I’m single and childless. Among many other things, this also means my money is my own; I answer to no one. A sense of complete power and control over my life is the benefit. The liability is there’s no one to answer to about impulse purchases. There’s nothing stopping me from retail therapy. I almost indulged today.
I went into a department store and saw a pair of lovely sterling silver hoop earrings. They were thicker than most hoops, so they looked substantial and more expensive. Seems every woman should have both gold and silver hoops. They are wardrobe basics. But my silver hoops got damaged years ago. I’ve been missing them for a while. This pair was even on sale, but I still could not justify spending money on a non-necessity.

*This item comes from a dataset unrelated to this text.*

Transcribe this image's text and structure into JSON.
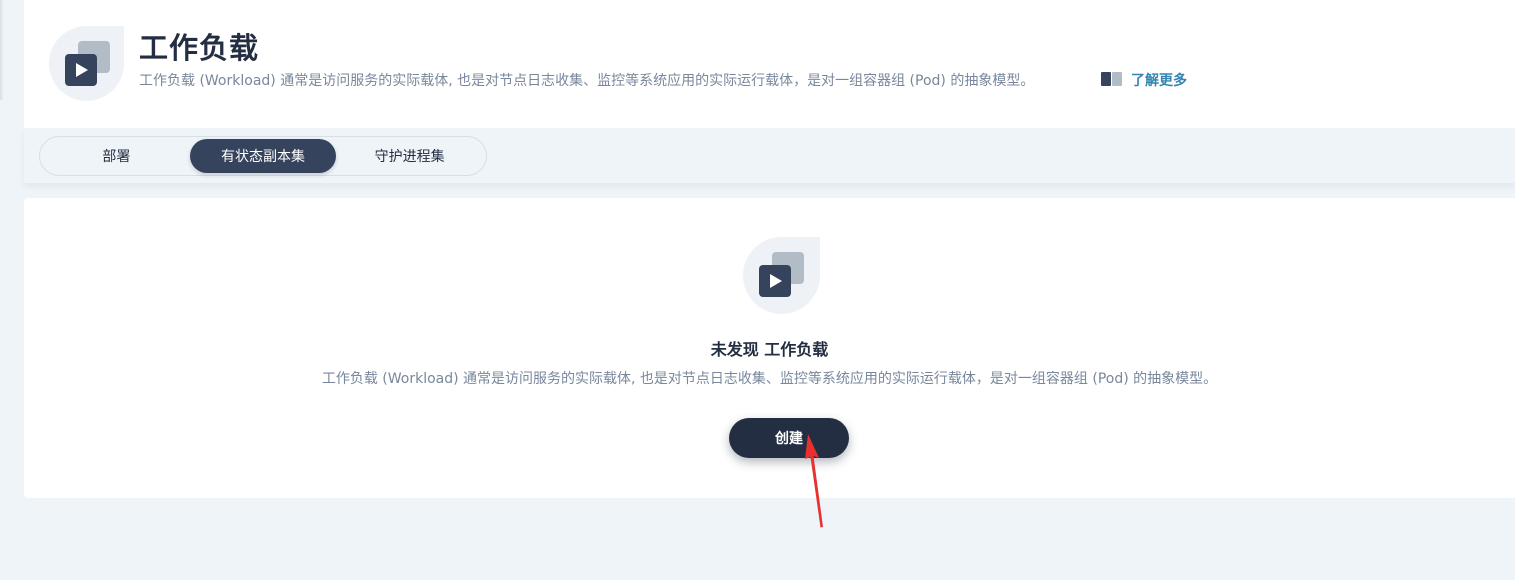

I hung around the jewelry section for a while, looked at cheaper options but didn’t love them, went back to my coveted hoops, held them up to my ears in the mirror, fantasized about how great I would feel wearing them….then I remembered from my retail days many moons ago, that shoplifters usually hang out just a little too long, pretend to read labels or try things on and they look quietly interested. No sooner had I thought this, when I heard an urgent call over the P.A. system: “Security to zone eight. Security to zone eight.” Was the jewelry department zone eight? Yikes. I thought it and it happened. Talk about instant manifestation.
I told myself I could buy the earrings as a celebratory milestone marker. Once I’ve lost thirty pounds, I will treat myself. It was hard to do that, because I’ve never denied myself an affordable bauble before. But making the choice and sticking to it felt like adulthood.

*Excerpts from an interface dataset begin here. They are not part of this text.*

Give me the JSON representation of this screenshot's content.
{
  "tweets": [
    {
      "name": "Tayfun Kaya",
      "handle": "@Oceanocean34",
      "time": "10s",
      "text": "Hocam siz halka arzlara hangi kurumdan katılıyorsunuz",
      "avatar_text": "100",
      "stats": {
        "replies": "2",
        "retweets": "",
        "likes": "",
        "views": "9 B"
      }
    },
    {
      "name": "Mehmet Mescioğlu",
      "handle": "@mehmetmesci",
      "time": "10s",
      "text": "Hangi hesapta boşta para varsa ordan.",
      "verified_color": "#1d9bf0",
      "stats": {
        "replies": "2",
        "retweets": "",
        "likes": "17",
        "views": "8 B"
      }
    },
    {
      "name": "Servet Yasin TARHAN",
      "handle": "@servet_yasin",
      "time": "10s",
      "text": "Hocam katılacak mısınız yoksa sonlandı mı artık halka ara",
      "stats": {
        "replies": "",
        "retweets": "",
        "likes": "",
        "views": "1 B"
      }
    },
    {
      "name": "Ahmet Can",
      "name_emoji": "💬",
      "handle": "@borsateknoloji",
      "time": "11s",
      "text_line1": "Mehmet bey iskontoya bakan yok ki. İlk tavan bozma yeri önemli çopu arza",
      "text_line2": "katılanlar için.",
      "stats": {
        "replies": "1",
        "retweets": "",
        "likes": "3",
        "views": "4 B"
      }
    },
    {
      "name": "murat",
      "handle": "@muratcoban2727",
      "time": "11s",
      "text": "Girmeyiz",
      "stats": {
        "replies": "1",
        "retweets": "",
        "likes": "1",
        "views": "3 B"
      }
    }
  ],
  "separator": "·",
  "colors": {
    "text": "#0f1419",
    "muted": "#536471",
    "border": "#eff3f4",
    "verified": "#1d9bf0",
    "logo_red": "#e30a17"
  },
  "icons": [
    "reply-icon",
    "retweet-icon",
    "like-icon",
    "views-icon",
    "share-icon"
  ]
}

Once out of the department store, I had to make the choice to delay gratification once more; deliciousness filled the air. I was ravenous and there were foods of all kinds beckoning me. It would have been so, so, so, so easy – I mean really easy – to indulge in everything prohibited from my diet. I could smell the sizzle of steaks at the restaurant and dreamt of one with mounds of garlic mashed potatoes. The bakery had chocolate croissants wooing me with their smiles. It was all too tempting.
I realized that in the past, I would have taken each opportunity to enjoy tasty offerings. I told myself I already know how garlic potatoes and croissants taste. They wouldn’t be a new experience. There would only be temporary bliss followed by days of regret. I had to show myself the door and just go to the car and eat a tomato from my mother’s garden. And it worked. The hunger stopped. I survived and I stuck to the plan of no sugar and starch until Christmas.
This year’s Christmas cookies will be the sweetest yet – a well-deserved, much-delayed reward. I expect it’ll be very gratifying.